During this time, you can:

  • Miss potential visitors.
  • Lose potential sales.
  • Have problems with services like email, FTP, VoIP, etc.
  • And more.

​What causes DNS outage?

  • Human error. Don’t be surprised. Most of the mistakes in Tech are human errors. For example, somebody didn’t configure the DNS records properly. Another performed a DNS migration badly, and so on. There are plenty of problems that could cause it. 
  • Hardware problems. If you are using your own server for DNS, any hardware failure could bring your server down and all the services that it provides. That is the risk of having your own server. 
  • DDoS attack. A Distributed Denial of Service attack is targeted traffic going your way with the purpose of taking out of service your server or servers. There are plenty of DDoS attacks in the last years, and their popularity is just increasing. They are getting stronger too, so the future does not look very pinkish in this aspect.

​Could I have prevented the DNS outage?

Of course, you could have prevented the DNS outage, and there are different measures that you can take to prevent future DNS downtime:

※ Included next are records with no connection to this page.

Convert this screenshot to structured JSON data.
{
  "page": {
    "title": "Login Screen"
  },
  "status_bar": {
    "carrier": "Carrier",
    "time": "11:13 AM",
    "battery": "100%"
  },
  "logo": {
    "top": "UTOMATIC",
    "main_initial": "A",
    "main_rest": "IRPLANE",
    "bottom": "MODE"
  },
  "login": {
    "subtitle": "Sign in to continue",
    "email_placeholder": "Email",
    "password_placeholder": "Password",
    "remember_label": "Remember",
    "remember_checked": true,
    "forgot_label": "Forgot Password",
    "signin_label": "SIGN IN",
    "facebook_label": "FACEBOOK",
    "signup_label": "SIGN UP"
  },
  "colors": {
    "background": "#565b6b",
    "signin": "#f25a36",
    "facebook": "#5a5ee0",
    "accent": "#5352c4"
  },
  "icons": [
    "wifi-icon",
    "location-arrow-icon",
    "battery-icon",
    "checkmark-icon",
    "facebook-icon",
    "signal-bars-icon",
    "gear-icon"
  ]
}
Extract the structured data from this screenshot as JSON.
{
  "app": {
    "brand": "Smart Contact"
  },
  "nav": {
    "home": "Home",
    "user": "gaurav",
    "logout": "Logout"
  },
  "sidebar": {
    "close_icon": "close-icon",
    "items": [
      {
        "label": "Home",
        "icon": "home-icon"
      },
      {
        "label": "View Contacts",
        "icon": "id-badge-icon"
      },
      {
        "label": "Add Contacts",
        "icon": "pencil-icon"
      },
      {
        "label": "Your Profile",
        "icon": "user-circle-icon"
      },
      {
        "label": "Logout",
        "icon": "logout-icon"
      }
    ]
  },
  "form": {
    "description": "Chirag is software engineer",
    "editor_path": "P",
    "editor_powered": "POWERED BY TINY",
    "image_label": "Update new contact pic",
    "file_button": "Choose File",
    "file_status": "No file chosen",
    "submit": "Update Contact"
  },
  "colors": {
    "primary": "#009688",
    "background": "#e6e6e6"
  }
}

  • Secondary DNS. The easiest solution that could save you in most cases is to use a secondary DNS service. Preferably with another DNS provider. The secondary DNS will allow you to have other authoritative DNS servers that could still respond to queries, even if the Primary DNS is down. The more, the better.
  • DDoS protection. Many of the times that you are experiencing a problem with your domain name, the reason is a DDoS attack. Unfortunately, those traffic attacks have become cheap, and it is common that cybercriminals, sometimes paid by your competitors, are bringing down your domain. Get DDoS protection for your DNS servers that can resist strong traffic.
  • Load Balancing. You can organize your nameservers to use a load balancing method and redirect the traffic between them. That way, you can be sure that the weight is not falling on one of them. Spreading heavy traffic will improve the performance and the resilience of your DNS network.